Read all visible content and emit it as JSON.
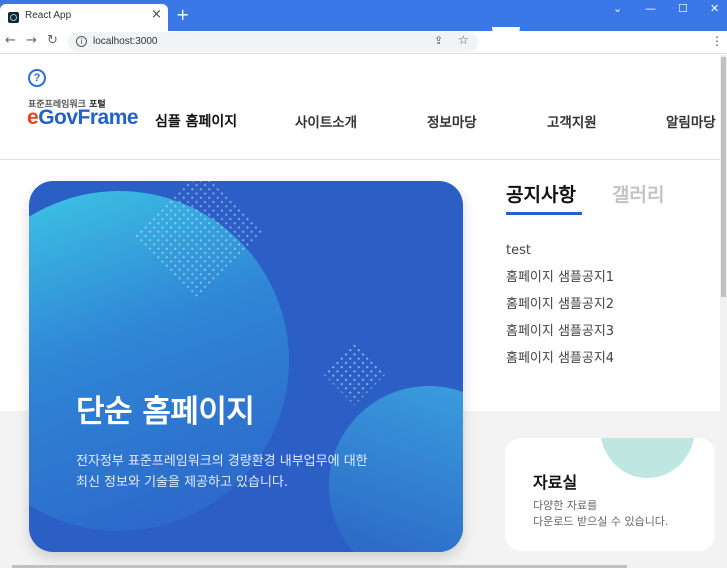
{
  "browser": {
    "tab_title": "React App",
    "tab_close": "×",
    "new_tab": "+",
    "url": "localhost:3000",
    "controls": {
      "chevron": "⌄",
      "minimize": "—",
      "maximize": "☐",
      "close": "✕"
    }
  },
  "header": {
    "help": "?",
    "logo_small_prefix": "표준프레임워크 ",
    "logo_small_bold": "포털",
    "logo_e": "e",
    "logo_rest": "GovFrame",
    "logo_sub": "심플 홈페이지",
    "nav": [
      "사이트소개",
      "정보마당",
      "고객지원",
      "알림마당"
    ]
  },
  "hero": {
    "title": "단순 홈페이지",
    "desc_line1": "전자정부 표준프레임워크의 경량환경 내부업무에 대한",
    "desc_line2": "최신 정보와 기술을 제공하고 있습니다."
  },
  "notice": {
    "tab_active": "공지사항",
    "tab_inactive": "갤러리",
    "items": [
      "test",
      "홈페이지 샘플공지1",
      "홈페이지 샘플공지2",
      "홈페이지 샘플공지3",
      "홈페이지 샘플공지4"
    ]
  },
  "card": {
    "title": "자료실",
    "desc_line1": "다양한 자료를",
    "desc_line2": "다운로드 받으실 수 있습니다."
  },
  "colors": {
    "brand_blue": "#2262cc",
    "logo_red": "#e8451f",
    "titlebar": "#3b78e7"
  }
}
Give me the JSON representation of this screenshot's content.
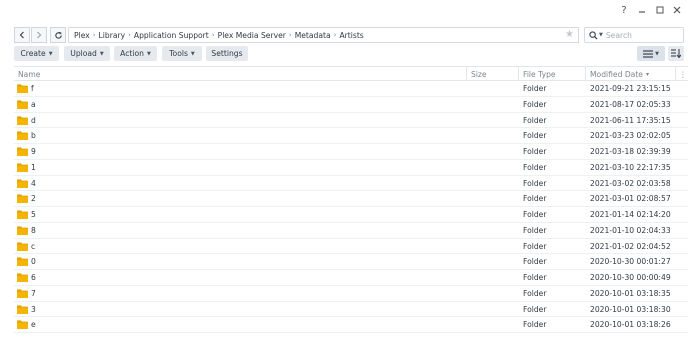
{
  "window": {
    "help_glyph": "?",
    "minimize_glyph": "—",
    "maximize_glyph": "□",
    "close_glyph": "✕"
  },
  "nav": {
    "breadcrumbs": [
      "Plex",
      "Library",
      "Application Support",
      "Plex Media Server",
      "Metadata",
      "Artists"
    ],
    "search_placeholder": "Search"
  },
  "toolbar": {
    "create": "Create",
    "upload": "Upload",
    "action": "Action",
    "tools": "Tools",
    "settings": "Settings"
  },
  "table": {
    "headers": {
      "name": "Name",
      "size": "Size",
      "type": "File Type",
      "modified": "Modified Date",
      "sort_indicator": "▾",
      "more": "⋮"
    },
    "rows": [
      {
        "name": "f",
        "type": "Folder",
        "modified": "2021-09-21 23:15:15"
      },
      {
        "name": "a",
        "type": "Folder",
        "modified": "2021-08-17 02:05:33"
      },
      {
        "name": "d",
        "type": "Folder",
        "modified": "2021-06-11 17:35:15"
      },
      {
        "name": "b",
        "type": "Folder",
        "modified": "2021-03-23 02:02:05"
      },
      {
        "name": "9",
        "type": "Folder",
        "modified": "2021-03-18 02:39:39"
      },
      {
        "name": "1",
        "type": "Folder",
        "modified": "2021-03-10 22:17:35"
      },
      {
        "name": "4",
        "type": "Folder",
        "modified": "2021-03-02 02:03:58"
      },
      {
        "name": "2",
        "type": "Folder",
        "modified": "2021-03-01 02:08:57"
      },
      {
        "name": "5",
        "type": "Folder",
        "modified": "2021-01-14 02:14:20"
      },
      {
        "name": "8",
        "type": "Folder",
        "modified": "2021-01-10 02:04:33"
      },
      {
        "name": "c",
        "type": "Folder",
        "modified": "2021-01-02 02:04:52"
      },
      {
        "name": "0",
        "type": "Folder",
        "modified": "2020-10-30 00:01:27"
      },
      {
        "name": "6",
        "type": "Folder",
        "modified": "2020-10-30 00:00:49"
      },
      {
        "name": "7",
        "type": "Folder",
        "modified": "2020-10-01 03:18:35"
      },
      {
        "name": "3",
        "type": "Folder",
        "modified": "2020-10-01 03:18:30"
      },
      {
        "name": "e",
        "type": "Folder",
        "modified": "2020-10-01 03:18:26"
      }
    ]
  },
  "colors": {
    "folder": "#f5b400",
    "folder_dark": "#e3a300",
    "button_bg": "#e6eaee",
    "active_view_bg": "#dbe2e9"
  }
}
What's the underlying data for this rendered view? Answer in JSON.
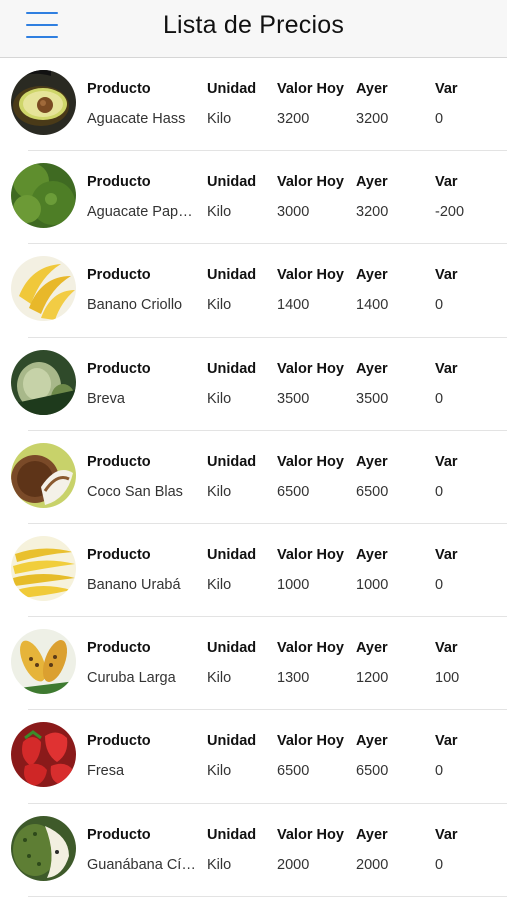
{
  "header": {
    "title": "Lista de Precios",
    "menu_icon": "hamburger-menu-icon"
  },
  "columns": {
    "producto": "Producto",
    "unidad": "Unidad",
    "valor_hoy": "Valor Hoy",
    "ayer": "Ayer",
    "var": "Var"
  },
  "items": [
    {
      "producto": "Aguacate Hass",
      "unidad": "Kilo",
      "valor_hoy": "3200",
      "ayer": "3200",
      "var": "0",
      "image": "avocado-hass-image"
    },
    {
      "producto": "Aguacate Papelillo",
      "unidad": "Kilo",
      "valor_hoy": "3000",
      "ayer": "3200",
      "var": "-200",
      "image": "avocado-green-image"
    },
    {
      "producto": "Banano Criollo",
      "unidad": "Kilo",
      "valor_hoy": "1400",
      "ayer": "1400",
      "var": "0",
      "image": "banana-criollo-image"
    },
    {
      "producto": "Breva",
      "unidad": "Kilo",
      "valor_hoy": "3500",
      "ayer": "3500",
      "var": "0",
      "image": "breva-fig-image"
    },
    {
      "producto": "Coco San Blas",
      "unidad": "Kilo",
      "valor_hoy": "6500",
      "ayer": "6500",
      "var": "0",
      "image": "coconut-image"
    },
    {
      "producto": "Banano Urabá",
      "unidad": "Kilo",
      "valor_hoy": "1000",
      "ayer": "1000",
      "var": "0",
      "image": "banana-uraba-image"
    },
    {
      "producto": "Curuba Larga",
      "unidad": "Kilo",
      "valor_hoy": "1300",
      "ayer": "1200",
      "var": "100",
      "image": "curuba-image"
    },
    {
      "producto": "Fresa",
      "unidad": "Kilo",
      "valor_hoy": "6500",
      "ayer": "6500",
      "var": "0",
      "image": "strawberry-image"
    },
    {
      "producto": "Guanábana Cítrica",
      "unidad": "Kilo",
      "valor_hoy": "2000",
      "ayer": "2000",
      "var": "0",
      "image": "soursop-image"
    }
  ]
}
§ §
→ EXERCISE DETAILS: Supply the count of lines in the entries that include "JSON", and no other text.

→ EXERCISE RESULT: 3